And now, here is Phyllis in her own words:

As a young child I was drawn to sparkley things and that led to gemstones.  Pictures of Kings and Queens danced in my head.  I remember being absolutely taken by the Disney movie 'Snow White and the Seven Drawfs' who go to their mine and pick rubies.  I was probably a teenager before I found out that stones aren't faceted when found.

My other rock memory was a small book I found in our school's small library, about digging rubies in the Cowee Valley in North Carolina.  I read the book in 1943 and actually dug Cowee Calley rubies in 1975 when we were stationed in Georgia with the AirForce.  I still have a small handful of tiny ones.

The more I learned about gemstones the more I wanted to know about the minerals that produced them.  When we were assigned to Tucson (our retirement choice) and I found out about the Tucson Gem and Mineral Society club from Peter Meagaw at the 1978 show I was delighted to join it and have enjoyed the association ever since.  I found that I am not a collector but rather a 'Digger'.  I would like to say a "finder" but that is seldom the case.  But part of the fun is in the hunt.  I have learned a great deal from the club members, meetings, classes and shows.  The world of 'rock people' is fascinating!!

84 years old
Primary focus: digging & finding
Society Member since 1978


Inspired by a love of science and discovery, Caleb became a member in 2014 upon winning the [TGMS] Award at the Regional Science Fair.  He is quick to describe the bounty he came home with; a trophy, t-shirt, waterbottle, plaque, and his coverted TGMS membership for a year, the most at the whole science fair.  His award winning project ("Caving in the Kitchen") will be on display at the 2015 Show to inspire even more kids.  His experiment compared the capillary actino of fabrics by utilizing an epsom salt solution to form crystals.  He hopes to go to Karchner Caverns as a reward from his parents for his work.

Caleb's interest in minerals and fossils is genuine, and his parents are great proponents of his continued exploration in this area of science.  His mom even loaned him $50 recently to purchase a coveted fossil, which he is paying back by having his own yard sale.  They also took a trip to the Central Coast of California to visit family and explore for some new specimens.  The exploration was a huge success!  His face still lights up talking about his fossil finding in California, describing it as the best day of his life yet.

His room is filled with minerals and fossils, all neated organized and labeled.  His award on display near his sabertooth replica.  Amidst many other science experiments and tools sits his microscope (a gift last Christmas) on his desk, where he does his work.  His interest in the field began while watching a documentary on Netflix.  Since then his parents have helped him cultivate the fascination, hoping and somewhat already believing it'll stick.  Caleb already desires to be a Biologist, palentologist or meterologist when he grows up. 

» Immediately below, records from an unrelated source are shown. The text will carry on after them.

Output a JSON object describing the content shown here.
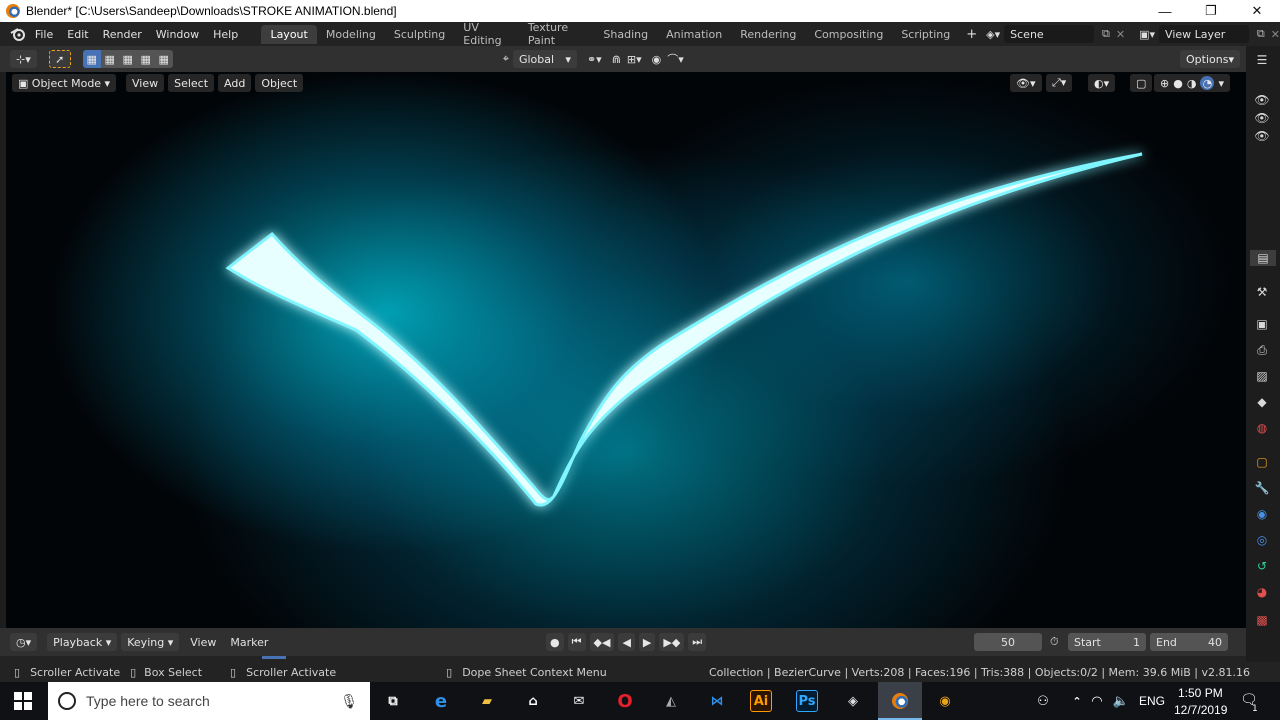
{
  "window": {
    "title": "Blender* [C:\\Users\\Sandeep\\Downloads\\STROKE ANIMATION.blend]",
    "minimize_glyph": "—",
    "maximize_glyph": "❐",
    "close_glyph": "✕"
  },
  "menubar": {
    "items": [
      "File",
      "Edit",
      "Render",
      "Window",
      "Help"
    ]
  },
  "workspaces": {
    "tabs": [
      "Layout",
      "Modeling",
      "Sculpting",
      "UV Editing",
      "Texture Paint",
      "Shading",
      "Animation",
      "Rendering",
      "Compositing",
      "Scripting"
    ],
    "active": "Layout",
    "add_glyph": "+"
  },
  "scene": {
    "name": "Scene"
  },
  "view_layer": {
    "name": "View Layer"
  },
  "tool_header": {
    "transform_orientation": "Global",
    "options_label": "Options"
  },
  "viewport_header": {
    "mode": "Object Mode",
    "menus": [
      "View",
      "Select",
      "Add",
      "Object"
    ]
  },
  "timeline": {
    "menus": [
      "Playback",
      "Keying",
      "View",
      "Marker"
    ],
    "current_frame": "50",
    "start_label": "Start",
    "start_value": "1",
    "end_label": "End",
    "end_value": "40"
  },
  "statusbar": {
    "left": [
      "Scroller Activate",
      "Box Select",
      "Scroller Activate"
    ],
    "middle": "Dope Sheet Context Menu",
    "stats": "Collection | BezierCurve | Verts:208 | Faces:196 | Tris:388 | Objects:0/2 | Mem: 39.6 MiB | v2.81.16"
  },
  "taskbar": {
    "search_placeholder": "Type here to search",
    "language": "ENG",
    "time": "1:50 PM",
    "date": "12/7/2019",
    "notification_count": "1",
    "apps": [
      "Ai",
      "Ps"
    ]
  },
  "colors": {
    "blender_bg": "#1d1d1d",
    "header": "#303030",
    "active_tab": "#3d3d3d",
    "stroke_core": "#e8ffff",
    "stroke_glow": "#00e5ff",
    "accent_blue": "#4772b3"
  }
}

Look for Caleb at the Show next year with his project, and if he is lucky, at the Society meetings and events.  While he loves being a part of the Society, they live far from the office so his attendance at will have to depend on the transportation of his parents, for now.

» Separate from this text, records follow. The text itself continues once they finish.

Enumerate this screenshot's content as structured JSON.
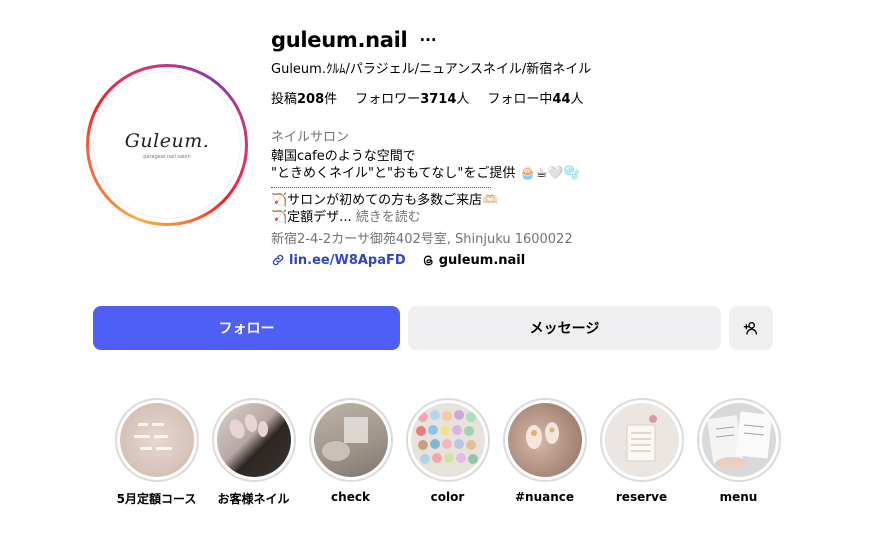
{
  "profile": {
    "username": "guleum.nail",
    "more_label": "···",
    "full_name": "Guleum.ｸﾙﾑ/パラジェル/ニュアンスネイル/新宿ネイル",
    "avatar_logo_text": "Guleum.",
    "avatar_logo_sub": "parageal nail salon",
    "stats": {
      "posts_label": "投稿",
      "posts_value": "208",
      "posts_unit": "件",
      "followers_label": "フォロワー",
      "followers_value": "3714",
      "followers_unit": "人",
      "following_label": "フォロー中",
      "following_value": "44",
      "following_unit": "人"
    },
    "category": "ネイルサロン",
    "bio": {
      "line1": "韓国cafeのような空間で",
      "line2": "\"ときめくネイル\"と\"おもてなし\"をご提供 🧁☕🤍🫧",
      "line3": "🏹サロンが初めての方も多数ご来店🫶🏻",
      "line4": "🏹定額デザ...",
      "more": " 続きを読む"
    },
    "address": "新宿2-4-2カーサ御苑402号室, Shinjuku 1600022",
    "link": "lin.ee/W8ApaFD",
    "threads": "guleum.nail"
  },
  "actions": {
    "follow": "フォロー",
    "message": "メッセージ"
  },
  "highlights": [
    {
      "label": "5月定額コース"
    },
    {
      "label": "お客様ネイル"
    },
    {
      "label": "check"
    },
    {
      "label": "color"
    },
    {
      "label": "#nuance"
    },
    {
      "label": "reserve"
    },
    {
      "label": "menu"
    }
  ],
  "colors": {
    "accent": "#4f5ff5",
    "link": "#3045c8",
    "secondary_btn": "#efeff2"
  }
}
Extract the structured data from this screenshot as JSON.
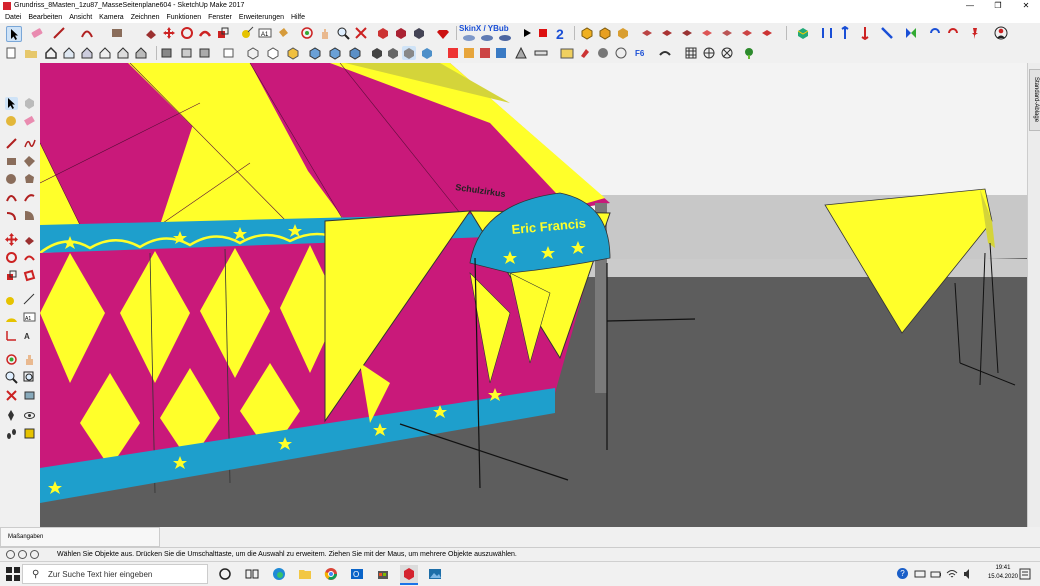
{
  "window": {
    "title": "Grundriss_8Masten_1zu87_MasseSeitenplane604 - SketchUp Make 2017",
    "minimize_glyph": "—",
    "restore_glyph": "❐",
    "close_glyph": "✕"
  },
  "menu": [
    "Datei",
    "Bearbeiten",
    "Ansicht",
    "Kamera",
    "Zeichnen",
    "Funktionen",
    "Fenster",
    "Erweiterungen",
    "Hilfe"
  ],
  "toolbar": {
    "skinx_label": "SkinX / YBub"
  },
  "scene": {
    "banner_text": "Eric Francis",
    "roof_text": "Schulzirkus",
    "colors": {
      "magenta": "#c9197a",
      "yellow": "#ffff2a",
      "blue": "#1e9fcc",
      "ground": "#5d5d5d",
      "sky": "#f2f2f2"
    }
  },
  "right_panel": {
    "tab_label": "Standard-Ablage"
  },
  "measure": {
    "label": "Maßangaben"
  },
  "status": {
    "message": "Wählen Sie Objekte aus. Drücken Sie die Umschalttaste, um die Auswahl zu erweitern. Ziehen Sie mit der Maus, um mehrere Objekte auszuwählen."
  },
  "taskbar": {
    "search_placeholder": "Zur Suche Text hier eingeben",
    "time": "19:41",
    "date": "15.04.2020",
    "help_glyph": "?"
  }
}
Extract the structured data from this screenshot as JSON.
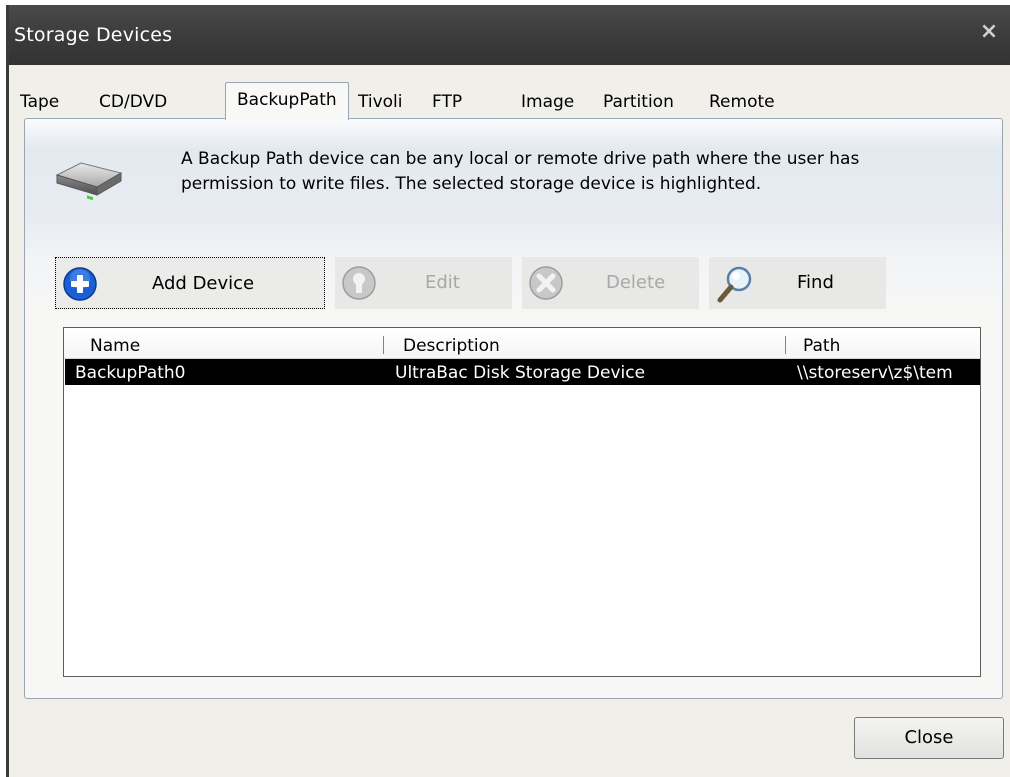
{
  "window": {
    "title": "Storage Devices",
    "close_glyph": "×"
  },
  "tabs": [
    {
      "label": "Tape"
    },
    {
      "label": "CD/DVD"
    },
    {
      "label": "BackupPath",
      "active": true
    },
    {
      "label": "Tivoli"
    },
    {
      "label": "FTP"
    },
    {
      "label": "Image"
    },
    {
      "label": "Partition"
    },
    {
      "label": "Remote"
    }
  ],
  "info": {
    "icon": "hard-drive-icon",
    "line1": "A Backup Path device can be any local or remote drive path where the user has",
    "line2": "permission to write files.  The selected storage device is highlighted."
  },
  "toolbar": {
    "add_label": "Add Device",
    "edit_label": "Edit",
    "delete_label": "Delete",
    "find_label": "Find"
  },
  "list": {
    "columns": [
      "Name",
      "Description",
      "Path"
    ],
    "rows": [
      {
        "name": "BackupPath0",
        "description": "UltraBac Disk Storage Device",
        "path": "\\\\storeserv\\z$\\tem",
        "selected": true
      }
    ]
  },
  "footer": {
    "close_label": "Close"
  },
  "colors": {
    "selection": "#000000",
    "titlebar": "#3b3b3b",
    "add_icon": "#1a5fd6"
  }
}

8 years old
Primary focus: fossils
SARSEF Award Winner
Society Member since 2014